The extent of the development of dysplasia and the resulting clinical symptoms can be significantly reduced. The solution lies in proper nutrition.
The development of dysplasia is fundamentally attributed to genetic reasons. In the case of dogs inheriting genetically inappropriate hip joint formation, the extent of the disease development and the clinical symptoms arising from it can be adversely affected by improper nutrition.
Incorrect nutrition can contribute to the development of dysplasia and worsen an existing condition, but it is never the sole cause of the disease.
The two most significant nutritional errors are protein and calcium overfeeding.
Feeding a higher proportion of both protein and calcium than the recommended amount, i.e., higher than the quantity present in high-quality food, leads to excessively rapid, premature growth of long tubular bones. The soft tissue components of the joints and the development of muscles cannot keep up with the excessive bone growth. Consequently, loose joint formation, muscle deficits, and movement disorders may occur, providing an ideal basis for the development and deterioration of the disease. Calcium and protein overfeeding can also fundamentally contribute to the development of other musculoskeletal diseases such as periostitis, joint cartilage separations (OCD), elbow dysplasia, etc.

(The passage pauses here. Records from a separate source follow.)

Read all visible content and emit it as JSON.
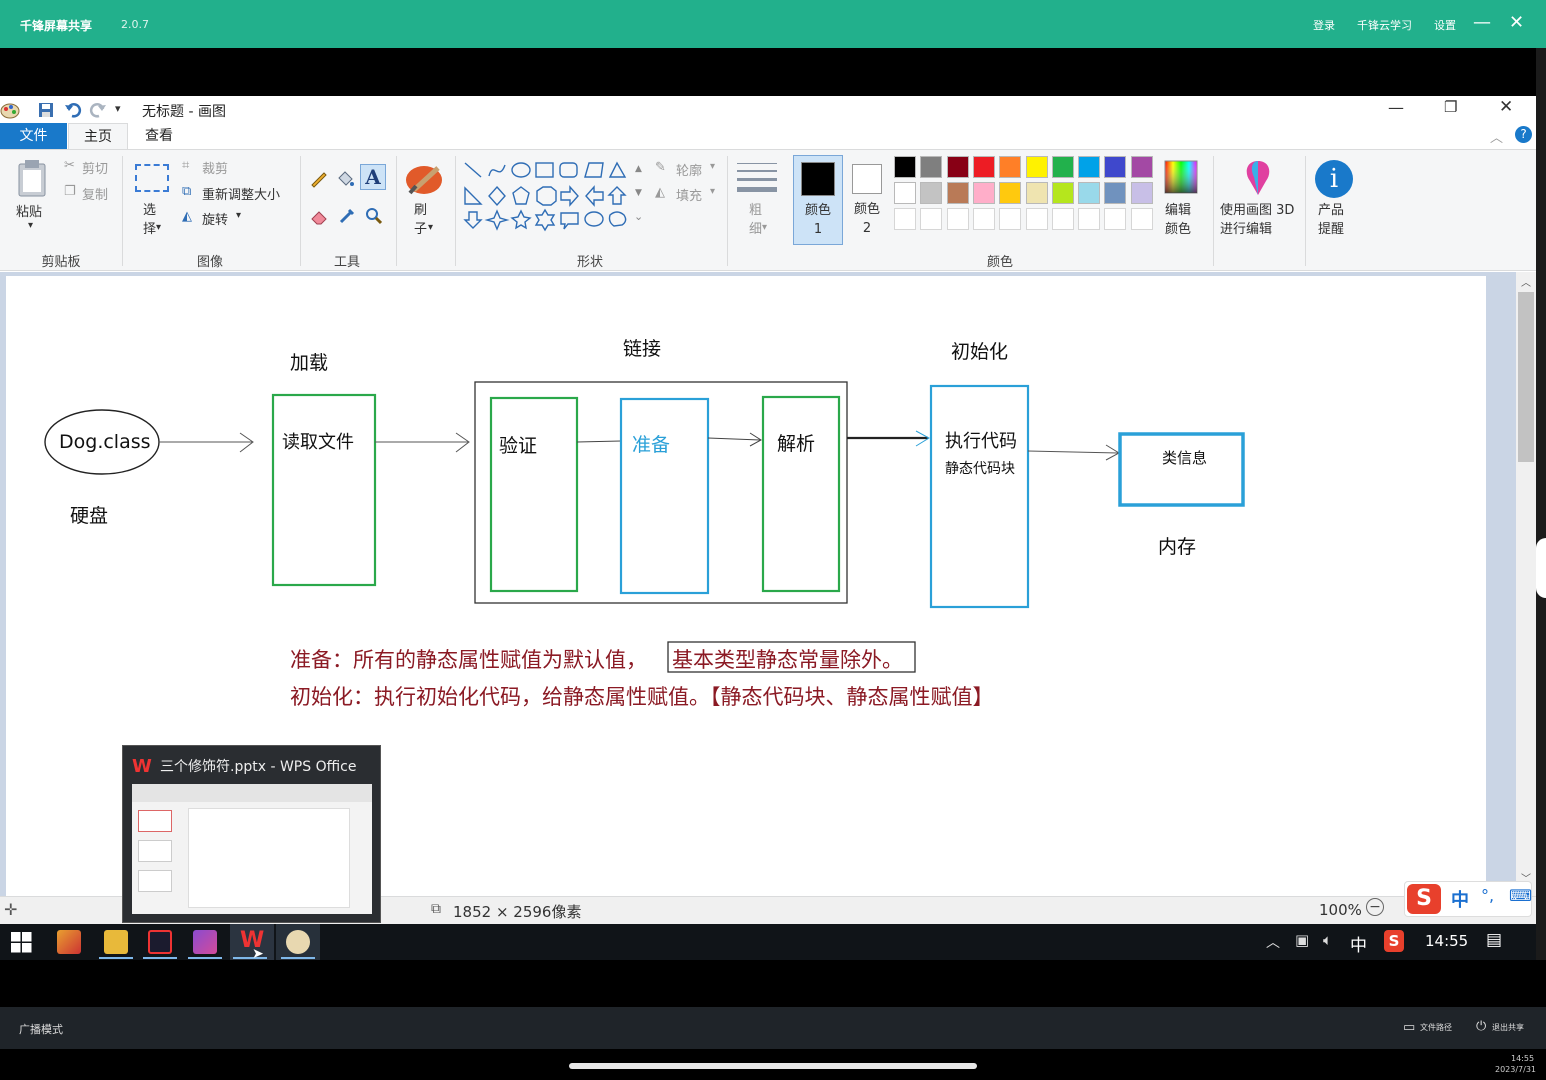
{
  "share_bar": {
    "app_name": "千锋屏幕共享",
    "version": "2.0.7",
    "links": [
      "登录",
      "千锋云学习",
      "设置"
    ],
    "minimize": "—",
    "close": "✕"
  },
  "paint": {
    "window_title": "无标题 - 画图",
    "tabs": [
      "文件",
      "主页",
      "查看"
    ],
    "clipboard": {
      "paste": "粘贴",
      "cut": "剪切",
      "copy": "复制",
      "label": "剪贴板"
    },
    "image": {
      "select": "选择",
      "crop": "裁剪",
      "resize": "重新调整大小",
      "rotate": "旋转",
      "label": "图像"
    },
    "tools_label": "工具",
    "brushes": "刷子",
    "shapes": {
      "outline": "轮廓",
      "fill": "填充",
      "label": "形状"
    },
    "size": "粗细",
    "color1": "颜色 1",
    "color2": "颜色 2",
    "edit_colors": "编辑颜色",
    "paint3d": "使用画图 3D 进行编辑",
    "product_alert": "产品提醒",
    "colors_label": "颜色",
    "palette_row1": [
      "#000000",
      "#7f7f7f",
      "#880015",
      "#ed1c24",
      "#ff7f27",
      "#fff200",
      "#22b14c",
      "#00a2e8",
      "#3f48cc",
      "#a349a4"
    ],
    "palette_row2": [
      "#ffffff",
      "#c3c3c3",
      "#b97a57",
      "#ffaec9",
      "#ffc90e",
      "#efe4b0",
      "#b5e61d",
      "#99d9ea",
      "#7092be",
      "#c8bfe7"
    ],
    "status_size": "1852 × 2596像素",
    "zoom": "100%"
  },
  "diagram": {
    "stage_load": "加载",
    "stage_link": "链接",
    "stage_init": "初始化",
    "dog_class": "Dog.class",
    "disk": "硬盘",
    "read_file": "读取文件",
    "verify": "验证",
    "prepare": "准备",
    "resolve": "解析",
    "exec_code": "执行代码",
    "static_block": "静态代码块",
    "class_info": "类信息",
    "memory": "内存",
    "note1_a": "准备：所有的静态属性赋值为默认值，",
    "note1_b": "基本类型静态常量除外。",
    "note2": "初始化：执行初始化代码，给静态属性赋值。【静态代码块、静态属性赋值】"
  },
  "taskbar": {
    "preview_title": "三个修饰符.pptx - WPS Office",
    "ime": "中",
    "time": "14:55"
  },
  "share_footer": {
    "mode": "广播模式",
    "files": "文件路径",
    "exit": "退出共享",
    "time": "14:55",
    "date": "2023/7/31"
  }
}
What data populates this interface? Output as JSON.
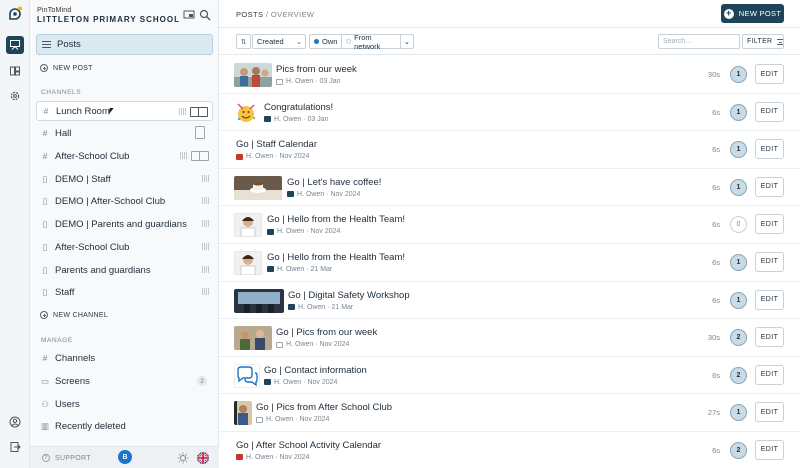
{
  "app": {
    "name": "PinToMind",
    "school": "LITTLETON PRIMARY SCHOOL"
  },
  "colors": {
    "accent": "#1d4459",
    "count_bg": "#c9dbe6",
    "own_dot": "#1a74c9",
    "version_badge": "#1a74c9"
  },
  "rail": {
    "icons": [
      "logo-icon",
      "posts-icon",
      "channels-icon",
      "settings-icon",
      "account-icon",
      "exit-icon"
    ]
  },
  "sidebar": {
    "posts_label": "Posts",
    "new_post": "NEW POST",
    "channels_title": "CHANNELS",
    "channels": [
      {
        "label": "Lunch Room",
        "prefix": "#",
        "indicator": "qr-and-landscape-screen"
      },
      {
        "label": "Hall",
        "prefix": "#",
        "indicator": "portrait-screen"
      },
      {
        "label": "After-School Club",
        "prefix": "#",
        "indicator": "qr-and-landscape-screen"
      },
      {
        "label": "DEMO | Staff",
        "prefix": "phone",
        "indicator": "qr"
      },
      {
        "label": "DEMO | After-School Club",
        "prefix": "phone",
        "indicator": "qr"
      },
      {
        "label": "DEMO | Parents and guardians",
        "prefix": "phone",
        "indicator": "qr"
      },
      {
        "label": "After-School Club",
        "prefix": "phone",
        "indicator": "qr"
      },
      {
        "label": "Parents and guardians",
        "prefix": "phone",
        "indicator": "qr"
      },
      {
        "label": "Staff",
        "prefix": "phone",
        "indicator": "qr"
      }
    ],
    "new_channel": "NEW CHANNEL",
    "manage_title": "MANAGE",
    "manage": [
      {
        "label": "Channels",
        "icon": "hash-icon"
      },
      {
        "label": "Screens",
        "icon": "screen-icon",
        "badge": "2"
      },
      {
        "label": "Users",
        "icon": "users-icon"
      },
      {
        "label": "Recently deleted",
        "icon": "trash-icon"
      }
    ],
    "footer": {
      "support": "SUPPORT",
      "version_letter": "B"
    }
  },
  "main": {
    "breadcrumb": {
      "section": "POSTS",
      "separator": "/",
      "page": "OVERVIEW"
    },
    "new_post_button": "NEW POST",
    "toolbar": {
      "sort_value": "Created",
      "filter_own": "Own",
      "filter_network": "From network",
      "search_placeholder": "Search...",
      "filter_button": "FILTER"
    },
    "posts": [
      {
        "title": "Pics from our week",
        "author": "H. Owen",
        "date": "03 Jan",
        "duration": "30s",
        "count": "1",
        "thumb": "photo-kids",
        "meta_icon": "gallery-icon"
      },
      {
        "title": "Congratulations!",
        "author": "H. Owen",
        "date": "03 Jan",
        "duration": "6s",
        "count": "1",
        "thumb": "emoji-party",
        "meta_icon": "image-icon"
      },
      {
        "title": "Go | Staff Calendar",
        "author": "H. Owen",
        "date": "Nov 2024",
        "duration": "6s",
        "count": "1",
        "thumb": "",
        "meta_icon": "calendar-icon"
      },
      {
        "title": "Go | Let's have coffee!",
        "author": "H. Owen",
        "date": "Nov 2024",
        "duration": "6s",
        "count": "1",
        "thumb": "photo-coffee",
        "meta_icon": "image-icon"
      },
      {
        "title": "Go | Hello from the Health Team!",
        "author": "H. Owen",
        "date": "Nov 2024",
        "duration": "6s",
        "count": "0",
        "thumb": "portrait-nurse",
        "meta_icon": "image-icon"
      },
      {
        "title": "Go | Hello from the Health Team!",
        "author": "H. Owen",
        "date": "21 Mar",
        "duration": "6s",
        "count": "1",
        "thumb": "portrait-nurse",
        "meta_icon": "image-icon"
      },
      {
        "title": "Go | Digital Safety Workshop",
        "author": "H. Owen",
        "date": "21 Mar",
        "duration": "6s",
        "count": "1",
        "thumb": "photo-workshop",
        "meta_icon": "image-icon"
      },
      {
        "title": "Go | Pics from our week",
        "author": "H. Owen",
        "date": "Nov 2024",
        "duration": "30s",
        "count": "2",
        "thumb": "photo-kids",
        "meta_icon": "gallery-icon"
      },
      {
        "title": "Go | Contact information",
        "author": "H. Owen",
        "date": "Nov 2024",
        "duration": "6s",
        "count": "2",
        "thumb": "chat-icon",
        "meta_icon": "image-icon"
      },
      {
        "title": "Go | Pics from After School Club",
        "author": "H. Owen",
        "date": "Nov 2024",
        "duration": "27s",
        "count": "1",
        "thumb": "photo-club",
        "meta_icon": "gallery-icon"
      },
      {
        "title": "Go | After School Activity Calendar",
        "author": "H. Owen",
        "date": "Nov 2024",
        "duration": "6s",
        "count": "2",
        "thumb": "",
        "meta_icon": "calendar-icon"
      }
    ]
  }
}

- To avoid protein overdose, only feed your dog the amount of food specified on the packaging of dog food during the growth stage. If the dog eats anything else besides this, the additional food should be relatively low in protein (meat), and the little protein (meat) it contains should be of good quality, such as lean meat. Any excess food should be rich in fiber (vegetable fibers, rice, vegetables).
- To prevent calcium overdose, do not use additional bone-strengthening supplements alongside complete food, as so-called complete dog foods already contain a large amount of bone-strengthening agents. It is also crucial that when feeding mixed or non-complete dog food or canned food, only use registered, available at veterinarians or pet stores, bone-strengthening supplements as calcium supplements. The calcium-phosphorus ratio of bone-strengthening powders and tablets used for human medical purposes in regular pharmacies is not suitable for dogs; never use such products! It is also important to use bone-strengthening tablets for calcium supplementation only in a course-like manner. Do not use them continuously for months, as this can lead to calcium overdose. When using the tablets, it is advisable to use the lower dosage recommended on the box.
It is important to note that the above applies only to genuinely high-quality, complete dog foods!
Supplements for Proper Nutrition
To contribute to the healthy development of joint cartilage, two types of (osteoarthritis inhibiting) substances available in the veterinary market can be used. These are glucosamine and chondroitin sulfate.
Glucosamine is present in numerous animal medicines and dietary supplements. These products are generally distinguished by the concentration of glucosamine contained in them and their absorption.
Chondroitin sulfate is present in only a few veterinary preparations.
These cartilage-building substances, once incorporated into the joint cartilage, enhance its resistance and improve its regenerative ability. Ideally, when using these products, do not use similar human preparations with the same active ingredients, as their absorption and effectiveness in dogs are not precisely known.